1 tsp. unflavored (clear) gelatin (We used Knox brand)
½ c. boiling water
1 teaspoon sugar
Stir gelatin into hot water, add sugar. You can chill in the refrigerator to thicken, but we added two ice cubes and stirred until thickened (does not take long!). Once at a soft set state, it's ready to brush over your cakes to help preserve the moisture of your unfrosted layers. (We glazed before assembling our tiers.)
**Update: Here's another glaze option for you. For our Alphabet Cake linked at the bottom of this page, we used a Sugar Glaze with good results also. We've only tried it on pound cake layers though...you may want to do a patch test on darker cake layers to make sure it goes on clear.
Notes: Naked Cake with Scrollwork
The options are endless when it comes to naked (and "semi dressed") cakes! You may find it helpful to look online for additional "naked cake" ideas. Another option for naked cakes is to tint your cake batter--I've even seen ombre tinted layers. So many ideas, so little time! ;0) --
I mentioned in the video that it is probably best to assemble/decorate your naked cakes no more than 24 hours from the time of the event since the cake layers don't have the added layer of frosting or fondant to keep them moist.
However, we sliced and tried this cake after it sat (decorated) in the refrigerator for 3 days and it was not dried out. I attribute this to the gelatin glaze that we brushed over the layers. While I still wouldn't recommend assembling the cake far in advance, but for our little experiment, the glaze did seem to work well.
More Naked Cake Tutorials!
We have a couple of related cake tutorials that you may be interested, featuring "almost naked" cakes!
Here is a beautiful Semi-Naked Red Velvet Cake with cream cheese frosting that we created for an elegant look with a rustic feel.
The difference with semi-naked cakes and the cake that we created in today's tutorial is that no glaze is needed.
The frosting in the semi-naked cake is applied all over the cake, but so thinly that it is see through. This protects the cake layers from drying out and also lends a very rustic feel.
We've also created this trendy Alphabet Cake, filled and topped with a whipped cream cheese frosting (and glazed around the sides with a transparent sugar glaze).
ENJOY THE VIDEO!
We hope that you enjoy this tutorial. If you give our naked cake a try, we would love for you to leave a comment and photo below.
Haha! even i noticed the 'nekkid' its so cute.. i am not a big fan of naked cakes, but this one is too adorable....i love it love it. Thanks Malissa. you are brilliant.
Haha ;0) I need to change this tutorial name to "Elegant Nekkid Cake" ;0) --
I'm so happy to hear that you like this design, especially since nekkid cakes are normally not your favorite ;0) --
Are you using a coupler when you putting on the buttercream to the sides? Or did you just cut the bag?
Hi Janelle- When piping the icing around the sides (in between layers) to fill in gaps and clean up the look a bit, I used a piping bag with the end snipped off.
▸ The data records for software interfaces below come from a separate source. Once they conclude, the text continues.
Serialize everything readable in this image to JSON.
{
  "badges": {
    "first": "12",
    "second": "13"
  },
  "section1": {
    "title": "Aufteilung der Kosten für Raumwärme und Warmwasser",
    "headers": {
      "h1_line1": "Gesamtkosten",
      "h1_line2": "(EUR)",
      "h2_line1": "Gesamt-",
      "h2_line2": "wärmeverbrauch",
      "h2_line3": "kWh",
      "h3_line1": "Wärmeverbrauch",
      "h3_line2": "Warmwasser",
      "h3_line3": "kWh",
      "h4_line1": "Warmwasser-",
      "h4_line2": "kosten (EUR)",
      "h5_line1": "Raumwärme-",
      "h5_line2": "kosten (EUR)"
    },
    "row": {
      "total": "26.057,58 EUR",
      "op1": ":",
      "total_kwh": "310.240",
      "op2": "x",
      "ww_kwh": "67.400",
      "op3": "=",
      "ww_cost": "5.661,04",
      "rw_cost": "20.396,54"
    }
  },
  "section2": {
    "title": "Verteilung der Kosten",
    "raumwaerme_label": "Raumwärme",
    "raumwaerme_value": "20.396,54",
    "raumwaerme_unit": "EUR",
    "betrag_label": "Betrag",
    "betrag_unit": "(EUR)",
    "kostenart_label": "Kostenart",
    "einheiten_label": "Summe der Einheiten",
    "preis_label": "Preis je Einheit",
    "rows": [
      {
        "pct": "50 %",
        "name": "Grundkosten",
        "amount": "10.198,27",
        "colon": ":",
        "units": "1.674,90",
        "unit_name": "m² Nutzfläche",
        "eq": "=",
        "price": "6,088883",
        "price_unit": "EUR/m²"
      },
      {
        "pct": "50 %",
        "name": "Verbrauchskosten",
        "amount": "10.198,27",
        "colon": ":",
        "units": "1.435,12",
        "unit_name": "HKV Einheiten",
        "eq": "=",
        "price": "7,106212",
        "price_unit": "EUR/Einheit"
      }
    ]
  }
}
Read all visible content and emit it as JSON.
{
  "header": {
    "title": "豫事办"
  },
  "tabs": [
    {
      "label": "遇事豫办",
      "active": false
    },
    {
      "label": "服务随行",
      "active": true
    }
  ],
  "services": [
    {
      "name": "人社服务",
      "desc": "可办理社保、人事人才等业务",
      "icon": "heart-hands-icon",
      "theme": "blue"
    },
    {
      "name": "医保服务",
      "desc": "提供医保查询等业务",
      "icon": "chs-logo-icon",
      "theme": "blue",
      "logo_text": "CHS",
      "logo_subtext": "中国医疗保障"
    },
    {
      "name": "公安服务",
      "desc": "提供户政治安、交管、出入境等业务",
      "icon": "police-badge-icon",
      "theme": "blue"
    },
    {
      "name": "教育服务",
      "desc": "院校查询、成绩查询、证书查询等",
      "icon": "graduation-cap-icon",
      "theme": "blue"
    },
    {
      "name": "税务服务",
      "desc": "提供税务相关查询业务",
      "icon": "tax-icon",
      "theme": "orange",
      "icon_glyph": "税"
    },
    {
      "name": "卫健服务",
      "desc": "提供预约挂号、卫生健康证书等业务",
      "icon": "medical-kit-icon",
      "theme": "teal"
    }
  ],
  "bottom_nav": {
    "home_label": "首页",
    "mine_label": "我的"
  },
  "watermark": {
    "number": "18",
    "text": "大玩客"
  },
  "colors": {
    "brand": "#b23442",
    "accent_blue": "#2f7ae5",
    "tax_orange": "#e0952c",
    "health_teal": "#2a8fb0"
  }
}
The hole is about the same as a medium round tip 10 or 12 though if you need a reference or would rather go that route. ;0)
I have to do a two tier square naked cake this weekend, a 6"/8" square. My square tiers usually come out hard and crusty (is that a real word?!) around the edges. Any suggestions on how to keep that from happening? With any other square cake, I would just trim those edges off, however with this cake, I don't believe that will work. Any tips/suggestions will be greatly appreciated!!! :)
Am I able to use sugar flowers on a naked cake?
I am going to make a wedding cake with a similar design as what you piped on this cake. I am wondering what you suggest, covering the cake with fondant then piping with buttercream or even royal icing. Or just frosting with buttercream and piping with buttercream. I need to transport this cake and am just wondering what you think will work best. Thanks!
Is there a list of flowers...somewhere... that is safe to use on cakes? I am aware of sickness that some flowers can cause, and the lawsuits that could happen. Thank you
Hi Ann, Here is a link that I think you will find helpful